* [Problem requirements]
Would you copy each line of the records that includes the word "text"?

Page and application data records
________

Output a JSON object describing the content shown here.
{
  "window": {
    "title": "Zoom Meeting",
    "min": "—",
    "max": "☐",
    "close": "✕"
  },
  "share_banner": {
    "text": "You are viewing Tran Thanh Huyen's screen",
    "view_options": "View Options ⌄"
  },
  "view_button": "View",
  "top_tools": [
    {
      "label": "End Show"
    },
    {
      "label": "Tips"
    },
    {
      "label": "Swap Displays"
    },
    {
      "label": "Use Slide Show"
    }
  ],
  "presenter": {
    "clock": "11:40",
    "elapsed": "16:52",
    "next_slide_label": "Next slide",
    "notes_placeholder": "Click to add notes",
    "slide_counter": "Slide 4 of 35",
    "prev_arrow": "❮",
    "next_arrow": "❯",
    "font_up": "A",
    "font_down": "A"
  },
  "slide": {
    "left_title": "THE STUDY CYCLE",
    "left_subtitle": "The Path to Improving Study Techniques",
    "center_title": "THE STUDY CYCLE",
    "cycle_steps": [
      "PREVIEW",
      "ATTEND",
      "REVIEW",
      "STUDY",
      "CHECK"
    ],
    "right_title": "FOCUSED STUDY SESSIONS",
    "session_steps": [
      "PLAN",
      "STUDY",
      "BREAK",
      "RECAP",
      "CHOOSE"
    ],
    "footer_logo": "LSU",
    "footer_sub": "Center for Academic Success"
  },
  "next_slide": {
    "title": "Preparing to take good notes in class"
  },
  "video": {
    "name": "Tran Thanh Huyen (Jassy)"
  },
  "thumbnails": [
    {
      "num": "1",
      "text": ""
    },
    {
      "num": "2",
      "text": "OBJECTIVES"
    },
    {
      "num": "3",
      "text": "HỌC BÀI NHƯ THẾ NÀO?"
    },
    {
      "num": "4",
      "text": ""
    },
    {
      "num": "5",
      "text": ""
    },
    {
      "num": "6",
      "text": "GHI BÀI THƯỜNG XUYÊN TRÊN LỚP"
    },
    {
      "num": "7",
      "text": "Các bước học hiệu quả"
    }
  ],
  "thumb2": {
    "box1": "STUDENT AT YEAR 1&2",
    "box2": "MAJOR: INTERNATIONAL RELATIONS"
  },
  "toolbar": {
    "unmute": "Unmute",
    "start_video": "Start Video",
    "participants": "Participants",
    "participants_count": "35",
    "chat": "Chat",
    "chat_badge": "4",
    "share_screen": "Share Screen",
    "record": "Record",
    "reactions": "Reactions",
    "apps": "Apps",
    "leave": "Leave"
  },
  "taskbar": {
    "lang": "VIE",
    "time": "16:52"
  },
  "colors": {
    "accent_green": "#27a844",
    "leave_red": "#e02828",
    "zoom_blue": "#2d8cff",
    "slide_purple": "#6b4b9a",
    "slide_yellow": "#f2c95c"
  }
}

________

* [Completed task]
    "text": "You are viewing Tran Thanh Huyen's screen",
      "text": ""
      "text": "OBJECTIVES"
      "text": "HỌC BÀI NHƯ THẾ NÀO?"
      "text": ""
      "text": ""
      "text": "GHI BÀI THƯỜNG XUYÊN TRÊN LỚP"
      "text": "Các bước học hiệu quả"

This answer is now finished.